> _Information given_:
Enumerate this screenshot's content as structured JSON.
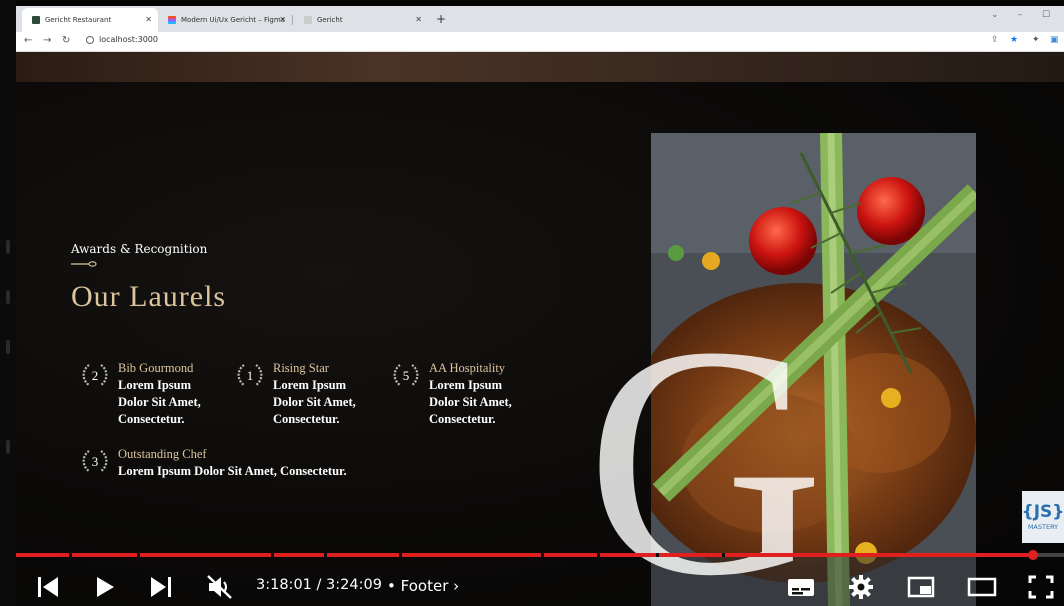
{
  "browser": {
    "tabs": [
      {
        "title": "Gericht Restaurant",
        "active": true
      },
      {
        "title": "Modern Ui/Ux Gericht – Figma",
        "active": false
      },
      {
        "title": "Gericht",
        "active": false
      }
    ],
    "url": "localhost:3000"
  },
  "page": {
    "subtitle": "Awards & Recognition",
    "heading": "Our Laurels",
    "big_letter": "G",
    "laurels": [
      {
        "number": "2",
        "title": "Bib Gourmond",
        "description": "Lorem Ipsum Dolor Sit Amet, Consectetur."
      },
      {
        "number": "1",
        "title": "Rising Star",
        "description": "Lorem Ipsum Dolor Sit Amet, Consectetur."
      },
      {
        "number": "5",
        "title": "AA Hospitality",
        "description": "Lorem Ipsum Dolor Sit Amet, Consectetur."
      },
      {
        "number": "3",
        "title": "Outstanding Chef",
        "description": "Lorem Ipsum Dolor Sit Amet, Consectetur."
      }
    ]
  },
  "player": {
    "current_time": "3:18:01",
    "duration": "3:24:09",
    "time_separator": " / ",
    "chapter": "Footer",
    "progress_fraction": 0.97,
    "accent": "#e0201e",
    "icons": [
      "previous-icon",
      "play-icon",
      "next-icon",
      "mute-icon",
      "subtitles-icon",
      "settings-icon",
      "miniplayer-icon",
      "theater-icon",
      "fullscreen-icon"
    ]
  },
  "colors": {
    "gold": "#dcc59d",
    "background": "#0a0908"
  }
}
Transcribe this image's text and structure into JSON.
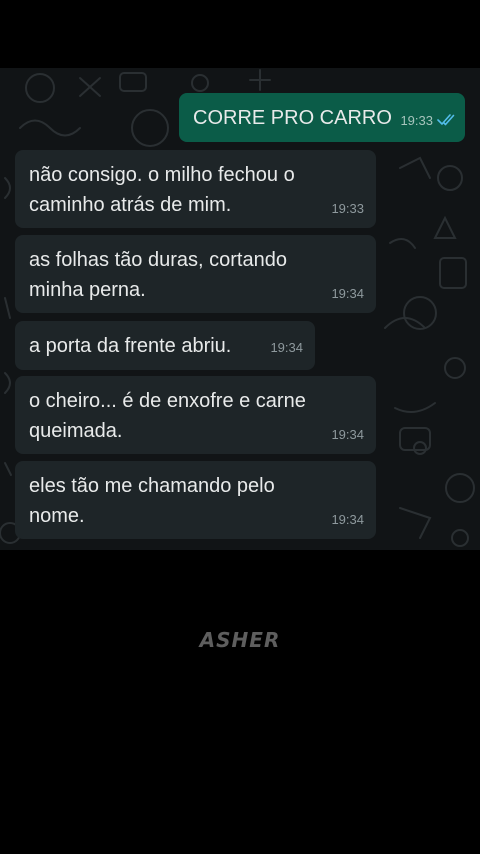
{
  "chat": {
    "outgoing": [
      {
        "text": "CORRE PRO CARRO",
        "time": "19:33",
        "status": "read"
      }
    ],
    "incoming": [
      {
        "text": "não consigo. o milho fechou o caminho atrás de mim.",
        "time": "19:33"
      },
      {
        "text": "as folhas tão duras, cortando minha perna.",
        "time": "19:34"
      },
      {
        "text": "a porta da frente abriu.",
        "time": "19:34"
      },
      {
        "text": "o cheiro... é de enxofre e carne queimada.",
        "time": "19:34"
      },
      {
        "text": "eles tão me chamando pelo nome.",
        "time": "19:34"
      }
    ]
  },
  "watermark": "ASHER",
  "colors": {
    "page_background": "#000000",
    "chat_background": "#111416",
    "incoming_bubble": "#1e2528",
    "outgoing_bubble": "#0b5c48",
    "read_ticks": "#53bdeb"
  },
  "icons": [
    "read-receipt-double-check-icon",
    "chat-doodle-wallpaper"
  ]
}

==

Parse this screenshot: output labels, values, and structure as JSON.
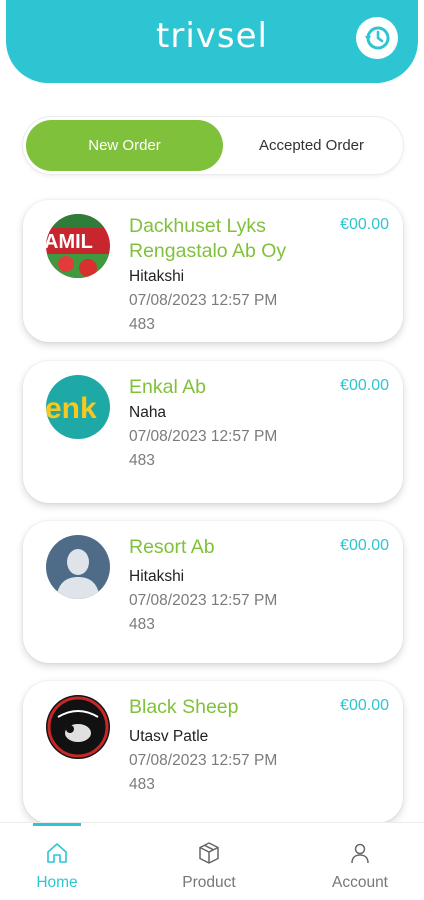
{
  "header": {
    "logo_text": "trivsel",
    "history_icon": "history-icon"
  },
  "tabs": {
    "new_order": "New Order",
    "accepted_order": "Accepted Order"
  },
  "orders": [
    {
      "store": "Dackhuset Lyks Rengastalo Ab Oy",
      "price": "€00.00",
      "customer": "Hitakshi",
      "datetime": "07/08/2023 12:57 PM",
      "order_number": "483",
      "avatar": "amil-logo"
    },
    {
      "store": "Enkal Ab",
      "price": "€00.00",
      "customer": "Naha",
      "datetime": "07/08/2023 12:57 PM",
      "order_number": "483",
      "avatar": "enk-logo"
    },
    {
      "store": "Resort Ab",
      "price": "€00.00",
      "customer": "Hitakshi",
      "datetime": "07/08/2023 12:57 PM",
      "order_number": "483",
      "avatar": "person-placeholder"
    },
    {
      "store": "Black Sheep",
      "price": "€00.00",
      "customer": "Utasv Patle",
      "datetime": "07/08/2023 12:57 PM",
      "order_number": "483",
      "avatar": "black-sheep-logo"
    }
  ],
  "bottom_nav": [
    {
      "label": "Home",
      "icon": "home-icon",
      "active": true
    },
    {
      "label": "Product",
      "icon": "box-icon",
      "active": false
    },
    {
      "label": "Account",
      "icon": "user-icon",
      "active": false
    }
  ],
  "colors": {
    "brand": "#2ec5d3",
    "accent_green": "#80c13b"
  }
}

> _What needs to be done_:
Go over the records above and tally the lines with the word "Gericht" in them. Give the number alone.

> _Response to this exercise_:
3